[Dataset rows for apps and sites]

***

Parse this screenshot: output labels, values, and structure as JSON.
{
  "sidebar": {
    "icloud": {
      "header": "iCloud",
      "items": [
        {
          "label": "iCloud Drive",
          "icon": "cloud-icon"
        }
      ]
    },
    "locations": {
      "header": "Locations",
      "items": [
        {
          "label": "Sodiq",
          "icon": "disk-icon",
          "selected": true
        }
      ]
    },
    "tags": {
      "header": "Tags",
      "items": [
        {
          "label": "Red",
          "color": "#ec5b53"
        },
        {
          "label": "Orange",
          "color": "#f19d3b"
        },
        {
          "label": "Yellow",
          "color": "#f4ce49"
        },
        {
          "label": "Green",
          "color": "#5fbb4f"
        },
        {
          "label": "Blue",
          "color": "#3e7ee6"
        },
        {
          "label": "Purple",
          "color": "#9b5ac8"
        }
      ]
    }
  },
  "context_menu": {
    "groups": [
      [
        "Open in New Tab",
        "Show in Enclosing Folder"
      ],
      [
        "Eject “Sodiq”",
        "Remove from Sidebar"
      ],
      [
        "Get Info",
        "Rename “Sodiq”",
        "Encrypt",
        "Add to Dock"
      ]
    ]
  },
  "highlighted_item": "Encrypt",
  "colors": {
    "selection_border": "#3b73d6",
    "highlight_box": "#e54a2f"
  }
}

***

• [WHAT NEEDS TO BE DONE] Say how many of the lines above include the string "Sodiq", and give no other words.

• [RESULT OF THIS TASK] 3